Well, there's "intended" or "intendo" for a husband-to-be; that inflection is as much modal as temporal. That is, it refers as much to the fact that the marriage is intended instead of actual, as to the fact that it is future instead of past. Also consider, say, the verb "shoot". (In the following, forgive my use of the adjective "participial"; I've put it in quotes to indicate that it should eventually be replaced with whatever adjective I should have used instead.) One could have a present, active "participial" noun meaning "the one who is shooting right now". One could have a past, active "participial" noun meaning "the one who has shot". One could have a present, passive "participial" noun meaning "the one who is being shot right now". One could have a past, passive "participial" noun meaning "the one who was shot".
>(There is no reason why a conlang should not experiment with such forms).
Makes sense. Does anyone else know of a natlang which has modal inflections for verbal nouns or verbal adjectives?
>>Would any of them qualify as infinitives or gerunds? > >Not the things I understand as 'participial nouns'
That's what I thought too. My follow-up question would be "why not"? They are verbal nouns (not deverbal nouns). They have some of the features of verbs; some of them can even take participants, though in genitive-or-whatever-case instead of nominative or absolutive or ergative or accusative.

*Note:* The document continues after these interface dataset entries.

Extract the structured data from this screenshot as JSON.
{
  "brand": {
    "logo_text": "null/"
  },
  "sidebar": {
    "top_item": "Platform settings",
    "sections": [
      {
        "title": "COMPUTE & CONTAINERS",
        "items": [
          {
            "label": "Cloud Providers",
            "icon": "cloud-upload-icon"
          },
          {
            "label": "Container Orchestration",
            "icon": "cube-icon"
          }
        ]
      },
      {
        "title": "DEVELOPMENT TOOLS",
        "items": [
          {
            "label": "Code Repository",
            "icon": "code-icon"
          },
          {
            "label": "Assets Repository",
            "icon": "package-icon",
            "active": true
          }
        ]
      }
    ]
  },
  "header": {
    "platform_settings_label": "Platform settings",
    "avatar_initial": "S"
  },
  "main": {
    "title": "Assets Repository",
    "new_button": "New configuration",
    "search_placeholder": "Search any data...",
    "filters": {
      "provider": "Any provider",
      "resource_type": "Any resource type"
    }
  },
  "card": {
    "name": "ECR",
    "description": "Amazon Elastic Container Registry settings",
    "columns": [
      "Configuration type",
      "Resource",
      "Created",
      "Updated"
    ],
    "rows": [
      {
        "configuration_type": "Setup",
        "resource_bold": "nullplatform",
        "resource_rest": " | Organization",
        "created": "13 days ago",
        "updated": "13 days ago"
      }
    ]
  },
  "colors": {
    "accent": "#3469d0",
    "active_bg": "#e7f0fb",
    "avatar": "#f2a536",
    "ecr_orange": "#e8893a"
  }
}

For each one there is at least one "participant" with which the finite forms of the verb from which they are derived might have to agree, with which the verbal noun in question can not be made to agree; so these are non-finite verbal nouns. But I have the feeling that's not enough to qualify them as infinitives or gerunds. So what else is necessary? I'm having trouble putting it into words.
>- but, as I say, I am not clear what you are getting with 'nominalized >verbs', so I cannot say whether I think they qualify or not.
Well, I wasn't really asking for an umbrella term for all nominalized verbs (though it might be nice to have one); in fact I wasn't looking for a term that would cover any deverbal nouns, only some of the verbal ones. I wanted a term to cover all verbal nouns which denote participants in the action referred to by the verb from which the verbal noun is derived.
>>I would expect we would prefer to keep most of them as "participial >>nouns", and let only the event-nominalizations be infinitives or >>gerunds. Is my expectation correct? > >Only verbal nouns (and *not* deverbal nouns) would be reckoned >infinitives and/or gerunds IMO.
That makes sense. I'm saying, I guess, that infinitives and gerunds are always verbal nouns which are "event-nominalizations"; they refer to the event or situation or state or relationship which was referred to by the verb from which the verbal noun was derived. I wanted a term to denote all verbal nouns which denote a participant in the (action, event, relationship, situation, or state) referred to by the verb from which the verbal noun is derived. It is my expectation that whatever that term is, it wouldn't cover infinitives nor gerunds, even though they are also non-finite verbal nouns.
>-- >Ray >==================================
Thank you, Ray. And thanks, as well, to anyone else who contributes. ----- eldin


R A Brown <ray@...>